It might seem that this view jeopardizes the integrity of humanity. But if humanity is constituted by its relation with its Creator and Redeemer, such that there is no such thing as human autonomy, then for Torrance such union and communion in the Holy Spirit is no threat to humanity but is its fulfillment. For the Spirit is mediated to us in and through the perfected humanity of Jesus Christ. The only thing threatened is a claim to human autonomy which leads to alienation from God and death. In the Spirit God does not overwhelm us. Rather than the loss of self the Spirit provides its completion…The Spirit perfects our humanity in our humanity on the basis of the humanity of Jesus Christ.
Deddo’s elucidation of onto-relationality à la T.F. Torrance offers a way of conceiving the Spirit’s work in conversion that avoids, on the one hand, facile (and unbiblical!) recourse to some notion of libertarian free will and, on the other hand, the equally unbiblical idea of grace as a substance or quality imparted to human soul that “irresistibly” enables the decision and subsequent life of faith. In Deddo’s (and Torrance’s) estimation, no one is able to choose to believe the gospel through some innate capacity of their own, nor does the objective work of the Holy Spirit become subjectivized as the property of those who do believe. The Spirit is and ever remains, as the Nicene Creed states, “the Lord and Giver of life” who can never become the possession of those in whom he operates. Rather, it is the personal presence and action of the Spirit that, through the preaching of the gospel, mediates to us the presence and action of Christ in whom we become fully and finally personalized as human beings.

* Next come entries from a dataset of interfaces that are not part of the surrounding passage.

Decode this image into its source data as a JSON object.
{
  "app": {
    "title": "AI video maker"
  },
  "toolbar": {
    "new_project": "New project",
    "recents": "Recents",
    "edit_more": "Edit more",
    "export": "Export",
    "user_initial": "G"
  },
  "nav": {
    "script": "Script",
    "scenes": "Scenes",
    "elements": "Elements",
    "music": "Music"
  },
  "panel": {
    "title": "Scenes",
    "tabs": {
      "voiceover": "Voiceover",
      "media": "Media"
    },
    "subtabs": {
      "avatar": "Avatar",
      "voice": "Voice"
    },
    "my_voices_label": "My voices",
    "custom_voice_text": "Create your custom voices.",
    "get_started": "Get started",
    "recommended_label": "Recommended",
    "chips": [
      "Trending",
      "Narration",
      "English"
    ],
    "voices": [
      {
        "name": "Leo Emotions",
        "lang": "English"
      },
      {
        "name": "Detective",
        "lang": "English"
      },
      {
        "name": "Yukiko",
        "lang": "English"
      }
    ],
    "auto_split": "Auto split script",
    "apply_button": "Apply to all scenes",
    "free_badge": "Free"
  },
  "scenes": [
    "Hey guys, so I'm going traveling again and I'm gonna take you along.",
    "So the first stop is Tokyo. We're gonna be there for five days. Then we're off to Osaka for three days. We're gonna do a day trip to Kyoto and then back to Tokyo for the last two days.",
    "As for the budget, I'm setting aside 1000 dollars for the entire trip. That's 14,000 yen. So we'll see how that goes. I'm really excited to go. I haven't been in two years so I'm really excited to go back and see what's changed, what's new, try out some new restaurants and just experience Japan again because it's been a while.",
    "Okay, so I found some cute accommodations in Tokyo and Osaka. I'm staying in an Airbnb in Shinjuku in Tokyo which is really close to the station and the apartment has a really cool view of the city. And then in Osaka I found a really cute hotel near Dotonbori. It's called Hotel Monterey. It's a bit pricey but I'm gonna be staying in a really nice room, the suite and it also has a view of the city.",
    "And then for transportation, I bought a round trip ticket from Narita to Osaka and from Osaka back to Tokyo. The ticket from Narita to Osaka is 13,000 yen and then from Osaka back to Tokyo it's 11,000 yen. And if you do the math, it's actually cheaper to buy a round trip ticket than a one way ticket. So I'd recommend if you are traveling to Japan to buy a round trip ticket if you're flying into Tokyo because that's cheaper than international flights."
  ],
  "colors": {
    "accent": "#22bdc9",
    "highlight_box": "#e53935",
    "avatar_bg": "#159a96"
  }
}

When the gospel is proclaimed to us, the Spirit brings us into a direct, personal relation with Christ himself, an act that renders us, for the first time, truly human, and that sets us free (free indeed!) to believe. This freedom, however, is not that which is usually intended by the phrase “free will”, for it is not a freedom to choose between two possible alternatives — either for or against Christ — but only a freedom to choose Christ! To be human — truly, fully, authentically, beautifully human as God originally intended when he created us in his image — does not involve the freedom to live in rebellion against him but only to live in communion with him! This is what the Spirit accomplishes through the preaching of the gospel: he establishes an onto-relation between Christ and ourselves through which the dehumanizing effects of sin are undone and the humanizing power of Christ’s vicarious humanity re-personalizes us so that we are freed to become the human beings that God created us to be in life-giving fellowship with himself.
Precisely how this occurs is a mystery, as mysterious as the Spirit’s conceiving of Jesus in the womb of the virgin Mary. Yet that it occurs is something that we can surely affirm, just as surely as we can (and must!) affirm that Jesus was conceived of the Spirit in Mary’s womb. Ultimately, when it comes to the Spirit’s work in the conversion of sinners, we are brought to the edge of a fathomless chasm into whose bottomless depths we can peer but cannot plumb. In the final analysis, the conversion of sinners should be a cause for wonder and adoration rather than logic and speculation. May we praise God for his indescribable gift!
 Gary W. Deddo, “The Holy Spirit in T.F. Torrance’s Theology”, in The Promise of Trinitarian Theology: Theologians in Dialogue with T.F. Torrance, ed. Elmer M. Colyer. (Lanham; Oxford: Rowman & Littlefield, 2001), pp. 93, 95.